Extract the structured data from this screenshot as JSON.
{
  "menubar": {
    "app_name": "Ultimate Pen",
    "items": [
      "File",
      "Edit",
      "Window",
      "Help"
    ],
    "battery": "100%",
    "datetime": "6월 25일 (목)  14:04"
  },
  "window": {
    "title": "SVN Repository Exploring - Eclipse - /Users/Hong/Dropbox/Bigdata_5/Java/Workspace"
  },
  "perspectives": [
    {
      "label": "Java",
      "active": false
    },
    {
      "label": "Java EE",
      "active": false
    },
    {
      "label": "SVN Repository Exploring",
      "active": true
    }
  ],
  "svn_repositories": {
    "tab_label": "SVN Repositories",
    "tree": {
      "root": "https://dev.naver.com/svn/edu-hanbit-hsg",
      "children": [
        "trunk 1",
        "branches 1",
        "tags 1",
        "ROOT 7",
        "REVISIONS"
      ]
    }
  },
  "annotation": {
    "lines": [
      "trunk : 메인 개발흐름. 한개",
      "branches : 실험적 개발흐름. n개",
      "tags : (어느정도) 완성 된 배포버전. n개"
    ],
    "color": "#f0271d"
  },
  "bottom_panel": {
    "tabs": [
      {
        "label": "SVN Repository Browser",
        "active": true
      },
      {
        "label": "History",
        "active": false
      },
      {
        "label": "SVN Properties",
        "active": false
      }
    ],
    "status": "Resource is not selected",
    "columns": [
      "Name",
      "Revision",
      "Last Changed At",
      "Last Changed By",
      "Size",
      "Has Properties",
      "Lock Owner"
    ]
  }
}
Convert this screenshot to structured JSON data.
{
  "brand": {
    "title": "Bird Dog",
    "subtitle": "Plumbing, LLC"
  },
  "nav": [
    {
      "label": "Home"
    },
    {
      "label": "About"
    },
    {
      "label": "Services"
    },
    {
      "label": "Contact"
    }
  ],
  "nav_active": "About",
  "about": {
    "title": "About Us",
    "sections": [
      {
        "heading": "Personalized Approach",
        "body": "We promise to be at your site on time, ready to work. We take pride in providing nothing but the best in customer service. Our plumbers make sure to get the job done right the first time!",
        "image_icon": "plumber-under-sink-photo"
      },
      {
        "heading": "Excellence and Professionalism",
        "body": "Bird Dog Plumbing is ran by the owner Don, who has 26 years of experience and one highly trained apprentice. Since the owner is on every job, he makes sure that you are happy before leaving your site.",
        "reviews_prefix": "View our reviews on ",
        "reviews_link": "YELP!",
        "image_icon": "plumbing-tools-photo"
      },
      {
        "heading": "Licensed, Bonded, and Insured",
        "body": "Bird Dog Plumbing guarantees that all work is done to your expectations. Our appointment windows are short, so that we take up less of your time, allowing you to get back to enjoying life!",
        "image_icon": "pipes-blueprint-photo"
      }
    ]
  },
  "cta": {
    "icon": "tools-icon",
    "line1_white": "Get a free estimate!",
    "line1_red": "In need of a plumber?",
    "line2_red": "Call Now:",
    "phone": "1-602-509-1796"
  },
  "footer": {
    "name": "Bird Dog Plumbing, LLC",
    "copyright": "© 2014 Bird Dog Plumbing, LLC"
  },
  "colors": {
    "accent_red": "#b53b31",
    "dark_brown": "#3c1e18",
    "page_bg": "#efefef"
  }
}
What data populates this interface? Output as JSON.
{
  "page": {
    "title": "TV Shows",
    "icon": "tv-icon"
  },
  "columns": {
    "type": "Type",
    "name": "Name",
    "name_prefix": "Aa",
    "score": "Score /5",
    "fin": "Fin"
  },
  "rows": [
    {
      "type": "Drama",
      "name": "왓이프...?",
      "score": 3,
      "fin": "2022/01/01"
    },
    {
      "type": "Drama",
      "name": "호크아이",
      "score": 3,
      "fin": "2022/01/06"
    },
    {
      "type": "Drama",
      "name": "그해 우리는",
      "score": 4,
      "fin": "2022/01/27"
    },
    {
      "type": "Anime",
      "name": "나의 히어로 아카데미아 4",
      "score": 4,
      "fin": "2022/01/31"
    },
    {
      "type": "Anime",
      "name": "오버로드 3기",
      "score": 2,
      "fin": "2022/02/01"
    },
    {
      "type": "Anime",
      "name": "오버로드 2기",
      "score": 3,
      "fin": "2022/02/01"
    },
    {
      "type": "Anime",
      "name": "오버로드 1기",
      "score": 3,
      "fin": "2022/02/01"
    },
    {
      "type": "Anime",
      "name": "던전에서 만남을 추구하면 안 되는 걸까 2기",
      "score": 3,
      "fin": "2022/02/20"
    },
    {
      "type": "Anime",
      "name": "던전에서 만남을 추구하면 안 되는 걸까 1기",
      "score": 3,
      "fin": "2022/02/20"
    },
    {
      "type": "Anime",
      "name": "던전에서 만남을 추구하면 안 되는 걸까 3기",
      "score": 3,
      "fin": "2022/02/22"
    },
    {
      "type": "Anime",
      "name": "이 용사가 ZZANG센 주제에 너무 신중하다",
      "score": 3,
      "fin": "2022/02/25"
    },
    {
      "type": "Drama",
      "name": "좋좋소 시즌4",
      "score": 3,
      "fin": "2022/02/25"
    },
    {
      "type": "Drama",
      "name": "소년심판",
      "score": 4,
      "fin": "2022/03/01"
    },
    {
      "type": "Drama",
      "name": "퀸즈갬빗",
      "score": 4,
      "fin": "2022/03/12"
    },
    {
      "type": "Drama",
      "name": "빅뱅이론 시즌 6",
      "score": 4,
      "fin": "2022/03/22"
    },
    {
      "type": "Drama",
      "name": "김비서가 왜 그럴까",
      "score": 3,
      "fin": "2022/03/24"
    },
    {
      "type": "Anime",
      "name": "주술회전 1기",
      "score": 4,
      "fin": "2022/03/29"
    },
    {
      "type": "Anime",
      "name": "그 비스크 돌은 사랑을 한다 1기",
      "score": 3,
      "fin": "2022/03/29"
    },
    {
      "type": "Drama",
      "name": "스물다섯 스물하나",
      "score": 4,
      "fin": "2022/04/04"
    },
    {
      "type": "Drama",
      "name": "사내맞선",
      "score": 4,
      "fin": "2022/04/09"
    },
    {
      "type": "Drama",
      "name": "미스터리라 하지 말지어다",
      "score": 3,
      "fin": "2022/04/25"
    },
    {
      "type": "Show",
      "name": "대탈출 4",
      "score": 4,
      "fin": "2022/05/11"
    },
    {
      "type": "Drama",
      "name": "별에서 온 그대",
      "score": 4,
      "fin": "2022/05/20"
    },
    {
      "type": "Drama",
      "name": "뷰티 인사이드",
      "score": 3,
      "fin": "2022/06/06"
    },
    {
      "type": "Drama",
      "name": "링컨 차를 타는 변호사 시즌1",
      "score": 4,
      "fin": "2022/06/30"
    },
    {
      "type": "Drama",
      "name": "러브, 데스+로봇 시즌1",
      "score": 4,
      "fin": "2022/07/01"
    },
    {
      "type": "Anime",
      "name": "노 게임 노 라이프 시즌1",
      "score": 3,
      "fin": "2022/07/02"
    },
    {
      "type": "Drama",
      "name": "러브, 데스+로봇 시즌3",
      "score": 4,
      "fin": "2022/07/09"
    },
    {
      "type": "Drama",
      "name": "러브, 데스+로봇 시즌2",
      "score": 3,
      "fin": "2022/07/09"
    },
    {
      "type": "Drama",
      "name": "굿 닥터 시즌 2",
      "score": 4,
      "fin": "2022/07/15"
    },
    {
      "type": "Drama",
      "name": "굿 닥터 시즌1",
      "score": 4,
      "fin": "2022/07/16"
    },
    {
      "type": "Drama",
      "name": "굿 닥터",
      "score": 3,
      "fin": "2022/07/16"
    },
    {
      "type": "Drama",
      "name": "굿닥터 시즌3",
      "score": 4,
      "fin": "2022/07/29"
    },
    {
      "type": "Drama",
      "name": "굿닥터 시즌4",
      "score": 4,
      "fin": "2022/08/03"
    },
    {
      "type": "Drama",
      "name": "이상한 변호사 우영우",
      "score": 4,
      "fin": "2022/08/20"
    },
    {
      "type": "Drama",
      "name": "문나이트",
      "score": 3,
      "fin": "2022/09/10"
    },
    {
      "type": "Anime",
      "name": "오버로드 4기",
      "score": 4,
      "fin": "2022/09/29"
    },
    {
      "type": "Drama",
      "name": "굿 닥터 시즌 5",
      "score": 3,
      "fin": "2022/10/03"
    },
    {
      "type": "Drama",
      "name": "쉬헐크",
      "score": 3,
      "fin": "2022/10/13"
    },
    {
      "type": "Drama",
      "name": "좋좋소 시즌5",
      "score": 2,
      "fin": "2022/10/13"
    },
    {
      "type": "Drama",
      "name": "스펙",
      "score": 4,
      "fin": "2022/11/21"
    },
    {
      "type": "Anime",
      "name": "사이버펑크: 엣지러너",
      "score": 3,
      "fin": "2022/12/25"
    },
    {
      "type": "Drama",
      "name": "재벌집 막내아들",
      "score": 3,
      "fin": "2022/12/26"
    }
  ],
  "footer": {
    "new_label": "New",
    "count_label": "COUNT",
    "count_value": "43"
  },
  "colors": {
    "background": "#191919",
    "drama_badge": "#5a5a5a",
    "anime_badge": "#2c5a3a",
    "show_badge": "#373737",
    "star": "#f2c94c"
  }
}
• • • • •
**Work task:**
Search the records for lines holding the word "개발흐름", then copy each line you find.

**Response area:**
      "trunk : 메인 개발흐름. 한개",
      "branches : 실험적 개발흐름. n개",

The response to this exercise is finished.